Doug tried the shorter, tighter swing again, and again, and again. Each swing produced a better shot than the one before, and with each shot he learned something new. The restricted hip turn was not a detriment: It was the catalyst, the Rosetta stone that finally decoded the golf swing for him. By keeping his hips still on the backswing, he realized that he could coil his upper body around a steady base like drawing the string of a bow.
While he knew he was on to something, he could never have imagined that the simple principles he discovered would become the cornerstone of golf instruction for the next 90 years. All Doug knew was that he could now manipulate shots at will, curving the ball in whatever way he wanted.
On March 25, 1919, Douglas Edgar departed from Liverpool bound for New York City on the steamship Scotian. He would ply his trade in America as a self-described "golf expert." Luckily, employment came easily. Country clubs were springing up like summer weeds in the U.S., and there weren't enough quality pros to fill all the jobs. Upon arriving, Edgar struck a deal with Druid Hills Golf Club outside Atlanta and hopped the first train for Georgia.
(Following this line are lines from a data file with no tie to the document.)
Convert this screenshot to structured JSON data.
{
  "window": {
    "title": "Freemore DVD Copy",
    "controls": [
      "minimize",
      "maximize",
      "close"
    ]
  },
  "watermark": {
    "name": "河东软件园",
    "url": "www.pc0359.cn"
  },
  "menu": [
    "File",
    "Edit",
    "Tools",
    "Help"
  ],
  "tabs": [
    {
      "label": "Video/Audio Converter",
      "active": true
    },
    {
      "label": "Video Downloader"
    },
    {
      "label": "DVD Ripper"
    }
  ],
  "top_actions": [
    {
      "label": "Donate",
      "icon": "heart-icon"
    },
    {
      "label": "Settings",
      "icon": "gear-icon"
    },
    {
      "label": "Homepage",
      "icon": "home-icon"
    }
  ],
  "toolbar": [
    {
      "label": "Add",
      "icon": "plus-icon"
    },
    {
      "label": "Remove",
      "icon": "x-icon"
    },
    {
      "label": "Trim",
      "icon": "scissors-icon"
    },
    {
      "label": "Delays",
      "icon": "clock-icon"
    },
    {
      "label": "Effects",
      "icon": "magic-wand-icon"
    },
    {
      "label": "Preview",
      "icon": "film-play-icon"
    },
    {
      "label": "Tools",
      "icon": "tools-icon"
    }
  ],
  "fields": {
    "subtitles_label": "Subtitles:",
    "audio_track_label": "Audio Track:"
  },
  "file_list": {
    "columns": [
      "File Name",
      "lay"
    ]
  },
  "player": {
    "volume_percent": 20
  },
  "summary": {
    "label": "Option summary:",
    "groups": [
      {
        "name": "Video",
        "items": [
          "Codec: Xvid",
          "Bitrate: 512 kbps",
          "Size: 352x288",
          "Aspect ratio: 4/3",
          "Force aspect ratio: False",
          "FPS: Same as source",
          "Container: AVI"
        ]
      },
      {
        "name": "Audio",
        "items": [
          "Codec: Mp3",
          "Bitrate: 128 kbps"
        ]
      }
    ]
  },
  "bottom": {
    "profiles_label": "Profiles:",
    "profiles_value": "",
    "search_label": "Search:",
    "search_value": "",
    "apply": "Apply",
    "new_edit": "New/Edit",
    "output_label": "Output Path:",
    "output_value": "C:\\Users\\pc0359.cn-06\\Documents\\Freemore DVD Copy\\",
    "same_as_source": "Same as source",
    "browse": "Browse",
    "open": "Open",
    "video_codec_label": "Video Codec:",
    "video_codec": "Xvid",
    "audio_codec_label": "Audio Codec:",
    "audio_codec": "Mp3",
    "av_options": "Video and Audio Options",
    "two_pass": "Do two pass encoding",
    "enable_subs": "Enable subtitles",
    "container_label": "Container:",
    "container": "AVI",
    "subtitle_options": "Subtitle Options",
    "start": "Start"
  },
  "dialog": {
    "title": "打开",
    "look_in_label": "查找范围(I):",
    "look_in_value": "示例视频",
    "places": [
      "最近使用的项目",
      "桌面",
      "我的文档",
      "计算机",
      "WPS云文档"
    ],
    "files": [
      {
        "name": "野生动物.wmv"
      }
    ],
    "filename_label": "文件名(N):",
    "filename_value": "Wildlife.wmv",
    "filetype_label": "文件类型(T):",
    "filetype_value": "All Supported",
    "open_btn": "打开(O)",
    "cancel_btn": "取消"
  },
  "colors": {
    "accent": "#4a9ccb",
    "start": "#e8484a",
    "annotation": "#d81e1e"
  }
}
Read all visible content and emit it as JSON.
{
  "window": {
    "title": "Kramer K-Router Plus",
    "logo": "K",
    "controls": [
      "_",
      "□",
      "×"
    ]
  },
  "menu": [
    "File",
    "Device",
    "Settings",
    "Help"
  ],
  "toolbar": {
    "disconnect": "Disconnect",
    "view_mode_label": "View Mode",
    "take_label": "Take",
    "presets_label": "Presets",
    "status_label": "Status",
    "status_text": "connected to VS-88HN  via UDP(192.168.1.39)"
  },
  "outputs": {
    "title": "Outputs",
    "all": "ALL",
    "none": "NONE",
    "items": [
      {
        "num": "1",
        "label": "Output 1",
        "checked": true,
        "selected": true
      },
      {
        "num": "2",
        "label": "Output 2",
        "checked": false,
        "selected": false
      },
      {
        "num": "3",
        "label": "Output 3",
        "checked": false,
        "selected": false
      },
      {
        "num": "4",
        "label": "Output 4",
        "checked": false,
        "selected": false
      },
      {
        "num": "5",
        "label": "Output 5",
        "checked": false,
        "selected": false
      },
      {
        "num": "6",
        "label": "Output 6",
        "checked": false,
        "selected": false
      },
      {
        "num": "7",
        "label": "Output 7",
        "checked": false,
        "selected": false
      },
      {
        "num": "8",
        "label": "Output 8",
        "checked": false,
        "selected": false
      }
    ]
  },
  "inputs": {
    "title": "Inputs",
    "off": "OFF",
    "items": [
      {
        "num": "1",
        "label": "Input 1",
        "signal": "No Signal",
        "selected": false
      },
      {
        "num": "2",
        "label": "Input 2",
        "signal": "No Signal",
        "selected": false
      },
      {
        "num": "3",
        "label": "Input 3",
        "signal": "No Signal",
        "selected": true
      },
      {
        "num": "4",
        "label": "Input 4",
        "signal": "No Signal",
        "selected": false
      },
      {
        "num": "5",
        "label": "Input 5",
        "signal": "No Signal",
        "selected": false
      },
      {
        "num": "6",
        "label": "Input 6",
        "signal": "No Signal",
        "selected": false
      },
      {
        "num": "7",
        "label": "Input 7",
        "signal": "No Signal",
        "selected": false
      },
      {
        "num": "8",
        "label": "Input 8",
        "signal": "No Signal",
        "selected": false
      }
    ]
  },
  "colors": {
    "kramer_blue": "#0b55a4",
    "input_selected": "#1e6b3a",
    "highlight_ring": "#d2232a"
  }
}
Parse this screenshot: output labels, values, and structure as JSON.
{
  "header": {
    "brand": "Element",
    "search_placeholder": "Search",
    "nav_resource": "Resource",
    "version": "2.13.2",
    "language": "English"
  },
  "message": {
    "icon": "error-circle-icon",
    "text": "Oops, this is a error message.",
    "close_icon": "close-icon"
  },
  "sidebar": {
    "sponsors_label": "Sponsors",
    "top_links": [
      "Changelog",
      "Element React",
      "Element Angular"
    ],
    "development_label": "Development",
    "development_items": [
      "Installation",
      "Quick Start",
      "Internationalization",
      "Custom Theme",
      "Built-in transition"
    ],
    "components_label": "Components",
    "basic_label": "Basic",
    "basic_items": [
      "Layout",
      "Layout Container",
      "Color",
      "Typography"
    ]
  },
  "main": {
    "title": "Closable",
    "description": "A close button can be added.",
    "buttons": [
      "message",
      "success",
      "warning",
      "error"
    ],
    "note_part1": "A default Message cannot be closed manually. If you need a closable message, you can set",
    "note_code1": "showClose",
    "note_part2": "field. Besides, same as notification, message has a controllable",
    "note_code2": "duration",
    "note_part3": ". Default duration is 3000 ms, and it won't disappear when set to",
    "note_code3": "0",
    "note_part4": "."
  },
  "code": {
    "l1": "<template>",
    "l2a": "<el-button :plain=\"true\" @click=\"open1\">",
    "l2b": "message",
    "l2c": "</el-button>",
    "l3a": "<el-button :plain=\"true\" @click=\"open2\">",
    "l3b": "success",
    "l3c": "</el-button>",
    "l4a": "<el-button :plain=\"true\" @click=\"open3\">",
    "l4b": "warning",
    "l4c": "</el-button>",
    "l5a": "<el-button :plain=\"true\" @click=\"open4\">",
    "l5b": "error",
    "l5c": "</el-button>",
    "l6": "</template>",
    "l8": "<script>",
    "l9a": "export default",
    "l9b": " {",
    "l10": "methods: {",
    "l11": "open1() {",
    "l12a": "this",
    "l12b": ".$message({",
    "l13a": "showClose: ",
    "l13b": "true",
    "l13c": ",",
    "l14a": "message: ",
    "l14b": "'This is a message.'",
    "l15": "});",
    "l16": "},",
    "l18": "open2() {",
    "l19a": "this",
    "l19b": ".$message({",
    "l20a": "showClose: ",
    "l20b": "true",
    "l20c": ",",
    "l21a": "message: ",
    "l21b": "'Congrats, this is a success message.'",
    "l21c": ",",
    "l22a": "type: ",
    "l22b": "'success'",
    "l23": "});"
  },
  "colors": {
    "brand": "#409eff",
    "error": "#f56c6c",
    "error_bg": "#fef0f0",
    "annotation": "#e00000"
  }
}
He put his game on display early in his tenure at Druid Hills. On April 26, three weeks after taking his first steps on U.S. soil, Edgar teamed with Perry Adair, George Adair's son and one of the Dixie Whiz Kids, in a foursomes match against Bob Jones and Willie Ogg. Ogg, of North Berwick, Scotland, had been one of the best players in the world during the reign of Old Tom Morris and his son Tommy. The match went down to the wire with Jones and Ogg winning, 1 up, when Bob sank a putt on the final green. It was one of the few times Jones would beat Edgar that year or the year after. The matches between Jones and Edgar were private and plentiful. Years later Jones would say, "We played 36 holes together every Monday at East Lake. He was a marvelous teacher."
Jones remains the greatest amateur golfer in history. His Grand Slam has never been matched, and his impact on the game never equaled. Almost lost to history is the fact that during a critical stage in his golfing life, Jones "learned through observation" from one of the greatest golfers of the age: J. Douglas Edgar.
Howard Beckett, the golf professional from the Capital City Club at Brookhaven, came to visit Comer. Beckett had been a friend of Edgar's, someone who had partnered with him in many exhibitions and who had known him both as a peer and a comrade. To Comer's surprise, Beckett marched in and stood in front of him like a man in search of a fight. "This was not an accident!" Beckett announced. "I don't believe Edgar's death was an accident."
Comer sat silently. "At his best, I'd say he was the best golfer in the world," Beckett continued. "He loved his drink—thought Prohibition was stupid and didn't mind violating it. When he traveled, he always knew where to find a nip, even in towns he had never visited. He had a way about him. People took to him. He always got what he wanted."
According to Beckett, old Doug loved the thrill of gambling too. "He would bet on himself with outrageous sums," Beckett said. "I saw him wager two months' salary on himself to win. And he did! When he was right, there was no stopping him. But there were times when the money he put at risk ... well, it was a concern."
Comer asked Beckett if he thought Edgar's drinking and gambling might have had anything to do with his untimely demise.
"Oh, no," Beckett said. "He was one of the happiest revelers a man could ever aspire to meet."